A full and exact copy of the listing that follows is needed.

* _INPUT FOR THIS TASK_
───

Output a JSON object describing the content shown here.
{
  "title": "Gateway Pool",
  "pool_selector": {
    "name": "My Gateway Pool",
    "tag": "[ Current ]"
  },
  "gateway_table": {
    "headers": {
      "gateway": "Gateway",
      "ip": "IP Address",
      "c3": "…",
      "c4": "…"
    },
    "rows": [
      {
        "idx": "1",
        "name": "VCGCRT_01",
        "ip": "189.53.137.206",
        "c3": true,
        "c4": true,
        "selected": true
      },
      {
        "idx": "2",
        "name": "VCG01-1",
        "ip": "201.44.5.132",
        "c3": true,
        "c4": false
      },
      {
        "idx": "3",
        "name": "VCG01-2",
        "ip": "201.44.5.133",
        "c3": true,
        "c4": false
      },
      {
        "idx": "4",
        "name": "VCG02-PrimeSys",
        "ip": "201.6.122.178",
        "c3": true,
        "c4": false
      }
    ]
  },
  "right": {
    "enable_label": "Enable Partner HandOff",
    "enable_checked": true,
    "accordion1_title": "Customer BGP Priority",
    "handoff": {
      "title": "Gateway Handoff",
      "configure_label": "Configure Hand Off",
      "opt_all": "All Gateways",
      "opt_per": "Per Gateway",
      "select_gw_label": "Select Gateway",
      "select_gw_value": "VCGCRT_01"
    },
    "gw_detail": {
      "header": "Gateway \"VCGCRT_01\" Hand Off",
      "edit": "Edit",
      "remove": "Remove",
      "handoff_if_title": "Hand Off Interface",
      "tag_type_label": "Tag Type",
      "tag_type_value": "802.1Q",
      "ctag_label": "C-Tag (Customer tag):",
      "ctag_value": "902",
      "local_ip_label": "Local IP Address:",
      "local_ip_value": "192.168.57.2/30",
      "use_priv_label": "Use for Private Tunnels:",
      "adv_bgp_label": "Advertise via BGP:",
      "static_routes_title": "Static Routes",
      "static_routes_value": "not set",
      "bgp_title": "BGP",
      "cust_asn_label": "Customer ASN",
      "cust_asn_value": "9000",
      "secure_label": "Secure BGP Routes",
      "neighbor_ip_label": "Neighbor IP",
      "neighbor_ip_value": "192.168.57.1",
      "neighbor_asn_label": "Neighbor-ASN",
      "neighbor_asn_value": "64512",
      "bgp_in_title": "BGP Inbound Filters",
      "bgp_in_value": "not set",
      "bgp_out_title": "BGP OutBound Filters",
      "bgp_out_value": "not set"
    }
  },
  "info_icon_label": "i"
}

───

* _PROBLEM SOLUTION_
Output a JSON object describing the content shown here.
{
  "title": "Gateway Pool",
  "pool_selector": {
    "name": "My Gateway Pool",
    "tag": "[ Current ]"
  },
  "gateway_table": {
    "headers": {
      "gateway": "Gateway",
      "ip": "IP Address",
      "c3": "…",
      "c4": "…"
    },
    "rows": [
      {
        "idx": "1",
        "name": "VCGCRT_01",
        "ip": "189.53.137.206",
        "c3": true,
        "c4": true,
        "selected": true
      },
      {
        "idx": "2",
        "name": "VCG01-1",
        "ip": "201.44.5.132",
        "c3": true,
        "c4": false
      },
      {
        "idx": "3",
        "name": "VCG01-2",
        "ip": "201.44.5.133",
        "c3": true,
        "c4": false
      },
      {
        "idx": "4",
        "name": "VCG02-PrimeSys",
        "ip": "201.6.122.178",
        "c3": true,
        "c4": false
      }
    ]
  },
  "right": {
    "enable_label": "Enable Partner HandOff",
    "enable_checked": true,
    "accordion1_title": "Customer BGP Priority",
    "handoff": {
      "title": "Gateway Handoff",
      "configure_label": "Configure Hand Off",
      "opt_all": "All Gateways",
      "opt_per": "Per Gateway",
      "select_gw_label": "Select Gateway",
      "select_gw_value": "VCGCRT_01"
    },
    "gw_detail": {
      "header": "Gateway \"VCGCRT_01\" Hand Off",
      "edit": "Edit",
      "remove": "Remove",
      "handoff_if_title": "Hand Off Interface",
      "tag_type_label": "Tag Type",
      "tag_type_value": "802.1Q",
      "ctag_label": "C-Tag (Customer tag):",
      "ctag_value": "902",
      "local_ip_label": "Local IP Address:",
      "local_ip_value": "192.168.57.2/30",
      "use_priv_label": "Use for Private Tunnels:",
      "adv_bgp_label": "Advertise via BGP:",
      "static_routes_title": "Static Routes",
      "static_routes_value": "not set",
      "bgp_title": "BGP",
      "cust_asn_label": "Customer ASN",
      "cust_asn_value": "9000",
      "secure_label": "Secure BGP Routes",
      "neighbor_ip_label": "Neighbor IP",
      "neighbor_ip_value": "192.168.57.1",
      "neighbor_asn_label": "Neighbor-ASN",
      "neighbor_asn_value": "64512",
      "bgp_in_title": "BGP Inbound Filters",
      "bgp_in_value": "not set",
      "bgp_out_title": "BGP OutBound Filters",
      "bgp_out_value": "not set"
    }
  },
  "info_icon_label": "i"
}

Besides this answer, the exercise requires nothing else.